“in order to secure to eligible couples . . . the full range of legal rights, protections and benefits, as well as all of the responsibilities, obligations, and duties to each other, to their children, to third parties and to the State, as the laws of California extend to and impose upon spouses.”

2005 - The final draft of the Domestic Partner Act became effective on January 1, 2005, under Family Code Section 297.5, which provides that:

“Registered domestic partners shall have the same rights, protections, and benefits, and shall be subject to the same responsibilities, obligations, and duties under law, whether they derive from statutes, administrative regulations, court rules, government policies, common law, or any other provisions or sources of law, as are granted to and imposed upon spouses.”

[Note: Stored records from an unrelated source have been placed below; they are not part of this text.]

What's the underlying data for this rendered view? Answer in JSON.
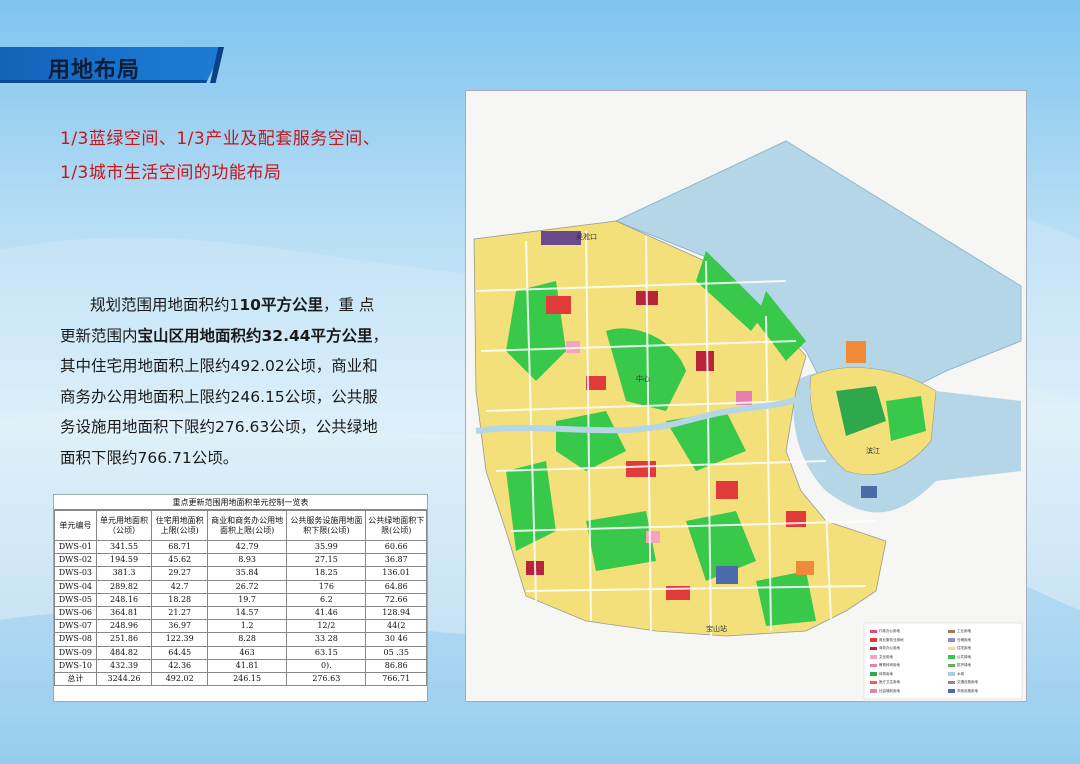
{
  "page": {
    "title": "用地布局",
    "subtitle_line1": "1/3蓝绿空间、1/3产业及配套服务空间、",
    "subtitle_line2": "1/3城市生活空间的功能布局"
  },
  "body": {
    "p1": "规划范围用地面积约1",
    "p1_bold": "10平方公里",
    "p1_rest": "，重 点",
    "p2": "更新范围内",
    "p2_bold": "宝山区用地面积约32.44平方公里",
    "p2_rest": "，",
    "p3": "其中住宅用地面积上限约492.02公顷，商业和",
    "p4": "商务办公用地面积上限约246.15公顷，公共服",
    "p5": "务设施用地面积下限约276.63公顷，公共绿地",
    "p6": "面积下限约766.71公顷。"
  },
  "table": {
    "title": "重点更新范围用地面积单元控制一览表",
    "headers": [
      "单元编号",
      "单元用地面积（公顷）",
      "住宅用地面积上限(公顷)",
      "商业和商务办公用地面积上限(公顷)",
      "公共服务设施用地面积下限(公顷)",
      "公共绿地面积下限(公顷)"
    ],
    "rows": [
      [
        "DWS-01",
        "341.55",
        "68.71",
        "42.79",
        "35.99",
        "60.66"
      ],
      [
        "DWS-02",
        "194.59",
        "45.62",
        "8.93",
        "27.15",
        "36.87"
      ],
      [
        "DWS-03",
        "381.3",
        "29.27",
        "35.84",
        "18.25",
        "136.01"
      ],
      [
        "DWS-04",
        "289.82",
        "42.7",
        "26.72",
        "176",
        "64.86"
      ],
      [
        "DWS-05",
        "248.16",
        "18.28",
        "19.7",
        "6.2",
        "72.66"
      ],
      [
        "DWS-06",
        "364.81",
        "21.27",
        "14.57",
        "41.46",
        "128.94"
      ],
      [
        "DWS-07",
        "248.96",
        "36.97",
        "1.2",
        "12/2",
        "44(2"
      ],
      [
        "DWS-08",
        "251.86",
        "122.39",
        "8.28",
        "33 28",
        "30 46"
      ],
      [
        "DWS-09",
        "484.82",
        "64.45",
        "463",
        "63.15",
        "05 .35"
      ],
      [
        "DWS-10",
        "432.39",
        "42.36",
        "41.81",
        "0).",
        "86.86"
      ],
      [
        "总计",
        "3244.26",
        "492.02",
        "246.15",
        "276.63",
        "766.71"
      ]
    ]
  },
  "map": {
    "labels": {
      "south_station": "宝山站",
      "north_area": "吴淞口",
      "east_area": "滨江",
      "center": "中心"
    },
    "legend": [
      {
        "label": "行政办公用地",
        "color": "#e8467c"
      },
      {
        "label": "商业服务业用地",
        "color": "#e03a3a"
      },
      {
        "label": "商务办公用地",
        "color": "#b8253a"
      },
      {
        "label": "文化用地",
        "color": "#f4a3c0"
      },
      {
        "label": "教育科研用地",
        "color": "#e47fb0"
      },
      {
        "label": "体育用地",
        "color": "#2ea84a"
      },
      {
        "label": "医疗卫生用地",
        "color": "#f05a5a"
      },
      {
        "label": "社会福利用地",
        "color": "#d88a9e"
      },
      {
        "label": "工业用地",
        "color": "#a0785a"
      },
      {
        "label": "仓储用地",
        "color": "#9a87c0"
      },
      {
        "label": "住宅用地",
        "color": "#f3e07a"
      },
      {
        "label": "公共绿地",
        "color": "#38c84a"
      },
      {
        "label": "防护绿地",
        "color": "#6fa85a"
      },
      {
        "label": "水域",
        "color": "#a8cfe2"
      },
      {
        "label": "交通设施用地",
        "color": "#8c8c8c"
      },
      {
        "label": "市政设施用地",
        "color": "#4a6aa8"
      }
    ]
  },
  "colors": {
    "title_band": "#1a77d0",
    "subtitle": "#c4161c",
    "residential": "#f3e07a",
    "green": "#38c84a",
    "commercial": "#e03a3a",
    "water": "#b5d6e6"
  }
}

2005 - Family Code Section 297.5 (b) was added in order to equalize the rights and obligations of former registered domestic partners with those of former spouses.

2005 - Family Code Section 297.5 (c) was also added in order to afford a surviving registered domestic partner upon death of the other partner the same rights and responsibilities afforded to a widow or widower upon the death of a spouse.

2005 - Family Code Section 297.5 (d) further provides that the rights and obligations of a domestic partner, former domestic partner, or surviving domestic partner shall be the same as those of spouses, former spouses, or surviving spouses.

2005 - Eight months later in the case of Koebke v. Bermuda Heights Country Club, the California Supreme Court discussed Family Code Section 297.5 in addressing the marital status discrimination claims of a lesbian couple registered under the Domestic Partner Act against a country club that denied the couple benefits extended to married club members. In ruling that the lesbian couple had an actionable claim against the country club under the Unruh Civil Rights Act, the California Supreme Court stated:

“a chief goal of the Domestic Partner Act is to equalize the status of registered domestic partners and married couples.”

2006 - The California Legislature amended Family Code Section 297.5 to afford registered domestic partners another privilege routinely afforded only to married couples, to wit, the opportunity to file income taxes jointly or separately for purposes of state income tax returns, with the earned income of jointly reporting domestic partners to be recognized as community property.

2007 - The California Legislature passed a law (Cal. Stat., Ch. 567) allowing domestic partners the opportunity to change their name to that of their partner during the domestic partner registration process.

2008 - In the case of In re Marriage Cases (43 Cal. 4th 75(2008)) the California Supreme Court held that same-sex couples have the legal right to marry in the State of California. While the decision is widely considered to be a big step, legally it simply bestowed the highly prized term “marriage” upon a type of union that quietly albeit steadily developed the legal equivalent of marriage.